We may come to understand that in our minds but receiving the word of the kingdom in our hearts means opening our hearts and allowing the seeds to settle within them and to extend their roots deep within them. This is a process that we need to nurture through meditation, contemplation and prayer. For some who hear the word of the kingdom the evil one snatches the word away; for some the word does not develop roots deep into the heart and when trouble comes what is sown dies; for others the cares of the world and the lure of wealth take over and the word is rendered powerless, it chokes and dies. But the word of the kingdom sown in good soil (in the heart of one who hears and understands it) bears much fruit in the form of a well lived life.

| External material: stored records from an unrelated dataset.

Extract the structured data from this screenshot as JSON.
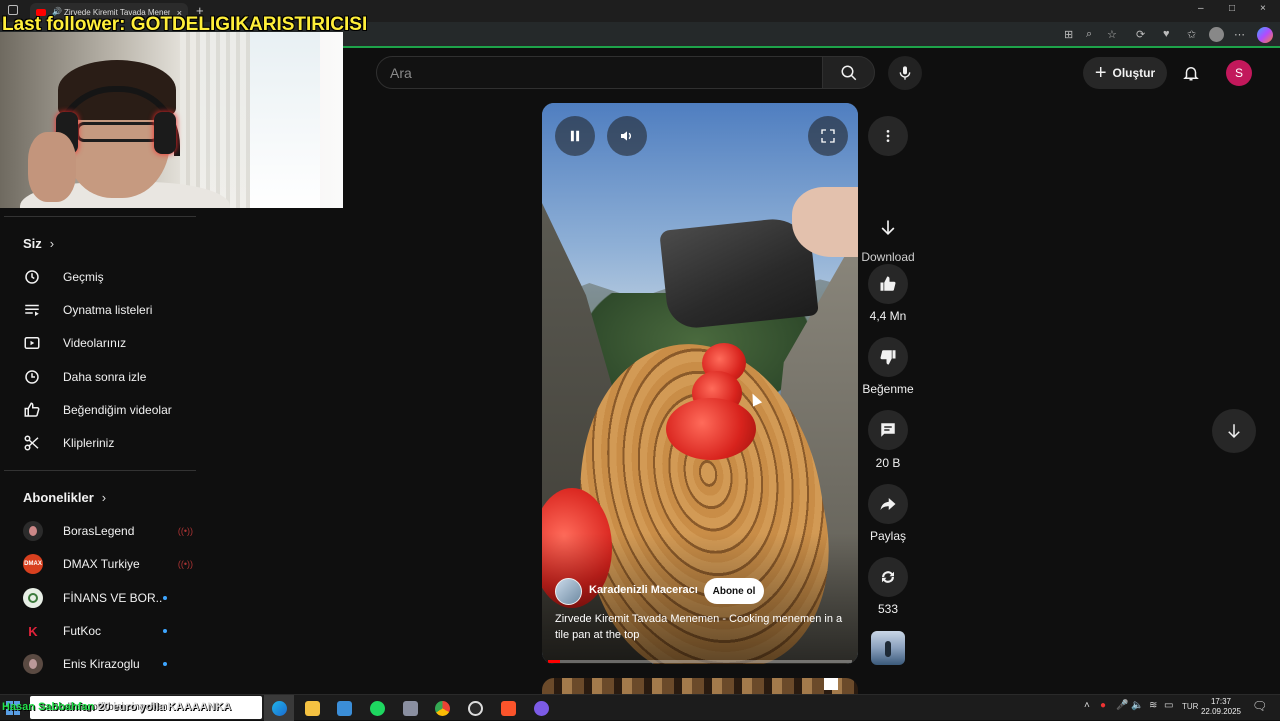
{
  "browser": {
    "tab_title": "Zirvede Kiremit Tavada Menem",
    "tab_close": "×",
    "new_tab": "+",
    "win_min": "–",
    "win_max": "□",
    "win_close": "×"
  },
  "overlay": {
    "last_follower": "Last follower: GOTDELIGIKARISTIRICISI",
    "ticker_highlight": "Hasan Sabbahfan",
    "ticker_text": " 20 euro yolla KAAAANKA"
  },
  "header": {
    "search_placeholder": "Ara",
    "create_label": "Oluştur",
    "create_plus": "+",
    "avatar_letter": "S",
    "accent_color": "#ff0000"
  },
  "sidebar": {
    "you_heading": "Siz",
    "you_items": [
      {
        "label": "Geçmiş",
        "icon": "history-icon"
      },
      {
        "label": "Oynatma listeleri",
        "icon": "playlist-icon"
      },
      {
        "label": "Videolarınız",
        "icon": "your-videos-icon"
      },
      {
        "label": "Daha sonra izle",
        "icon": "watch-later-icon"
      },
      {
        "label": "Beğendiğim videolar",
        "icon": "liked-icon"
      },
      {
        "label": "Klipleriniz",
        "icon": "clips-icon"
      }
    ],
    "subs_heading": "Abonelikler",
    "subscriptions": [
      {
        "name": "BorasLegend",
        "status": "live",
        "status_glyph": "((•))"
      },
      {
        "name": "DMAX Turkiye",
        "status": "live",
        "status_glyph": "((•))",
        "badge": "DMAX"
      },
      {
        "name": "FİNANS VE BOR...",
        "status": "new"
      },
      {
        "name": "FutKoc",
        "status": "new"
      },
      {
        "name": "Enis Kirazoglu",
        "status": "new"
      }
    ]
  },
  "short": {
    "channel_name": "Karadenizli Maceracı",
    "subscribe_label": "Abone ol",
    "title": "Zirvede Kiremit Tavada Menemen - Cooking menemen in a tile pan at the top",
    "progress": 0.04
  },
  "actions": {
    "download_label": "Download",
    "like_count": "4,4 Mn",
    "dislike_label": "Beğenme",
    "comment_count": "20 B",
    "share_label": "Paylaş",
    "remix_count": "533"
  },
  "taskbar": {
    "search_text": "Sudhangoffi bini eingeben",
    "lang": "TUR",
    "time": "17:37",
    "date": "22.09.2025"
  }
}
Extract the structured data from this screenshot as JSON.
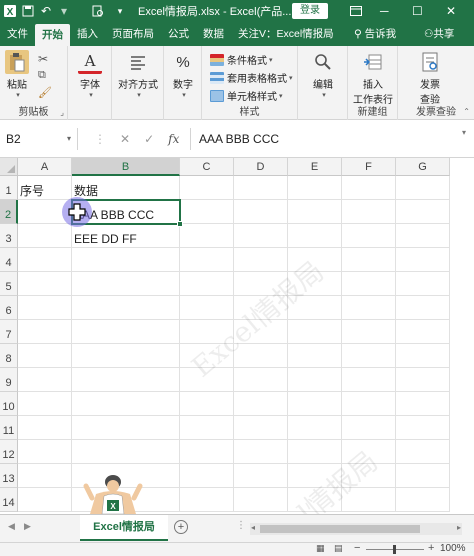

The heart is not the place where we feel things, our emotional centre. Cynthia Bourgeault says the heart is ‘… an organ for the perception of divine purpose and beauty.’ Thomas Moore says, ‘... the heart is the ground of wisdom and the anchor of a spiritual existence.’ (cited from the foreword to ‘The Wisdom Way of Knowing’ by Cynthia Bourgeault).
Hearing and understanding the word of the kingdom in the heart is different to hearing and understanding it with the head. A religion of the head tends to see things as right and wrong, true and false, orthodox and unorthodox, truth or heresy, Christian or non-Christian, but a spirituality of the heart that is sown with the word of the kingdom is sown with seeds of grace and love, mercy and kindness, compassion and understanding and this heart is nurtured by the water of life, the wind of the Spirit and the light of the eternal kingdom of God and blossoms into a life that is lived to the full.
Eternal Light, shine into our hearts,
Eternal Goodness, deliver us from evil,
Eternal Power, be our support,
Eternal Wisdom, scatter the darkness of our ignorance,
Eternal Pity, have mercy upon us;
that with all our heart and mind and soul and strength
we may seek your face and be brought by your infinite mercy
to your holy presence; through Jesus Christ our Lord. Amen.
(A prayer by Saint Alcuin of York -730-804)
Photo: Dock Leaf - Ireland (Flower or Weed or both?)
Minister of Campsie Earlwood Clemton Park Uniting Church Congregation